As they got older, they built a treehouse, played stickball in the backyard, and spent many lazy afternoons lying in the grass. David had dark hair, bright green eyes, a round face, and freckles across his nose, and Sally had a crush on him the way only a little girl could. Sally still remembered the day that she had dropped her knickers to show David how girls were different from boys. David had been quite intrigued and had agreed to follow suit—he pulled down his pants and showed Sally his equipment. Of course, nothing more than that had happened that afternoon between the two children.

Sally was sure that David didn’t remember that he had been her first kiss. It was when they were 10 years old and Sally’s oldest sister had just gotten married. As they sat in chairs eating finger sandwiches at the reception outside the church, David leaned in and kissed her on the lips without warning. She had stared at him in surprise.

What did you do that for? she asked, trying to look annoyed.

I just wanted to see what the big deal was, David explained sheepishly.

Back then, both Sally and David believed they would get married someday. In fact, they both took it for granted. David would make remarks like, When we get married, I think we should have four kids. It seemed like it was expected of them. Sally couldn’t remember exactly when the “when we get married” comments ended, but it was probably around the time they went through puberty. David lost his baby fat and grew muscles out of nowhere as the freckles faded from his face. Sally vividly remembered the first time he had been sitting in her room wearing a T-shirt and she noticed that his biceps had become tight and hard. She should have known that day that their friendship was over. It took a few more months for him to discover football and Sally began to hear the girls whispering in the bathroom about how cute David Barnett was.

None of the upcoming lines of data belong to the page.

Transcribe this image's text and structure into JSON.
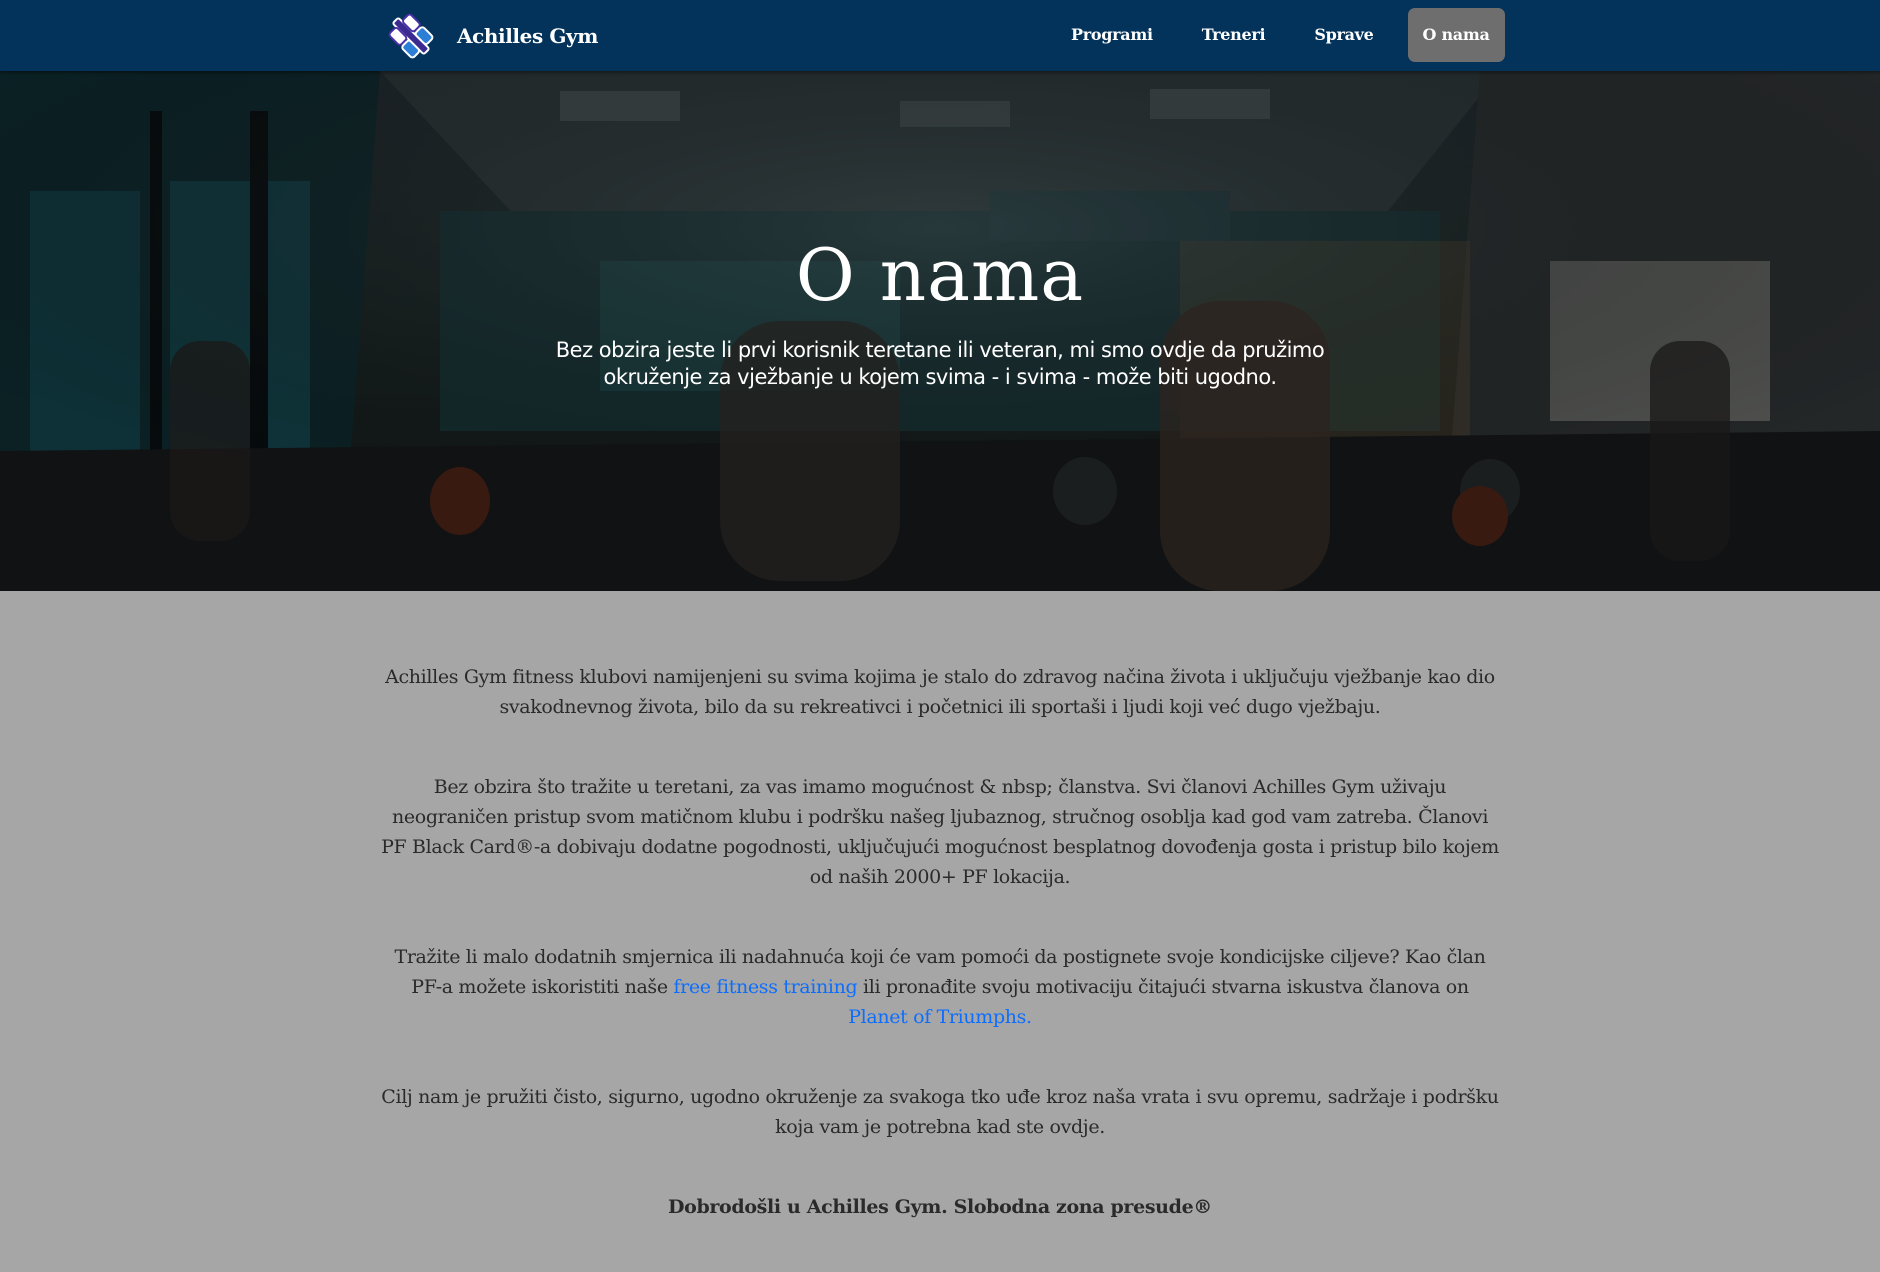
{
  "brand": {
    "name": "Achilles Gym",
    "logo": "dumbbell-logo-icon"
  },
  "nav": {
    "items": [
      {
        "label": "Programi",
        "active": false
      },
      {
        "label": "Treneri",
        "active": false
      },
      {
        "label": "Sprave",
        "active": false
      },
      {
        "label": "O nama",
        "active": true
      }
    ]
  },
  "hero": {
    "title": "O nama",
    "subtitle": "Bez obzira jeste li prvi korisnik teretane ili veteran, mi smo ovdje da pružimo okruženje za vježbanje u kojem svima - i svima - može biti ugodno.",
    "background": "gym-interior-photo"
  },
  "content": {
    "p1": "Achilles Gym fitness klubovi namijenjeni su svima kojima je stalo do zdravog načina života i uključuju vježbanje kao dio svakodnevnog života, bilo da su rekreativci i početnici ili sportaši i ljudi koji već dugo vježbaju.",
    "p2": "Bez obzira što tražite u teretani, za vas imamo mogućnost & nbsp; članstva. Svi članovi Achilles Gym uživaju neograničen pristup svom matičnom klubu i podršku našeg ljubaznog, stručnog osoblja kad god vam zatreba. Članovi PF Black Card®-a dobivaju dodatne pogodnosti, uključujući mogućnost besplatnog dovođenja gosta i pristup bilo kojem od naših 2000+ PF lokacija.",
    "p3_before": "Tražite li malo dodatnih smjernica ili nadahnuća koji će vam pomoći da postignete svoje kondicijske ciljeve? Kao član PF-a možete iskoristiti naše ",
    "p3_link1": "free fitness training",
    "p3_middle": " ili pronađite svoju motivaciju čitajući stvarna iskustva članova on ",
    "p3_link2": "Planet of Triumphs.",
    "p4": "Cilj nam je pružiti čisto, sigurno, ugodno okruženje za svakoga tko uđe kroz naša vrata i svu opremu, sadržaje i podršku koja vam je potrebna kad ste ovdje.",
    "p5": "Dobrodošli u Achilles Gym. Slobodna zona presude®"
  },
  "colors": {
    "navbar": "#03325a",
    "active_nav": "#6e6e6e",
    "page_background": "#a6a6a6",
    "link": "#0d6efd"
  }
}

Sally’s puberty was far less graceful than David’s. By seventeen years old, she was short and dumpy, with stringy hair and a poor sense of fashion. She found refuge with the other oddballs in her class—the other girls who couldn’t find dates. She knew David didn’t mean to avoid her, but it was a natural consequence of his social position. He was still a nice guy—he never ever pounded the freshman like the other football players did and he always had a smile for Sally. She went to all his football games and cheered for him from the bleachers. She and David were friendly to each other, but she knew they were no longer friends. And they would certainly never be anything more.

But somehow, in the back of Sally’s mind, she had hoped that David might rediscover her someday. It was silly, but it was a fantasy she often wrote about in her diary. Maybe she’d lose the extra weight, get her hair fixed up, and David would see her over the fence separating their houses and he’d forget all about Marilyn Ross.

Of course, Sally could see in David’s eyes that he wasn’t going to forget about Marilyn so fast. He thought he was in love with her. He wanted to spent the rest of his life with Marilyn and Sally thought there was a good chance Marilyn might agree to that. After all, David was a genuinely nice guy, good looking, and he was one of the few kids in town who would be going off to college. As beautiful as she was, Marilyn couldn’t do much better than that.

But she’ll never love him like I do, Sally knew.

To be continued...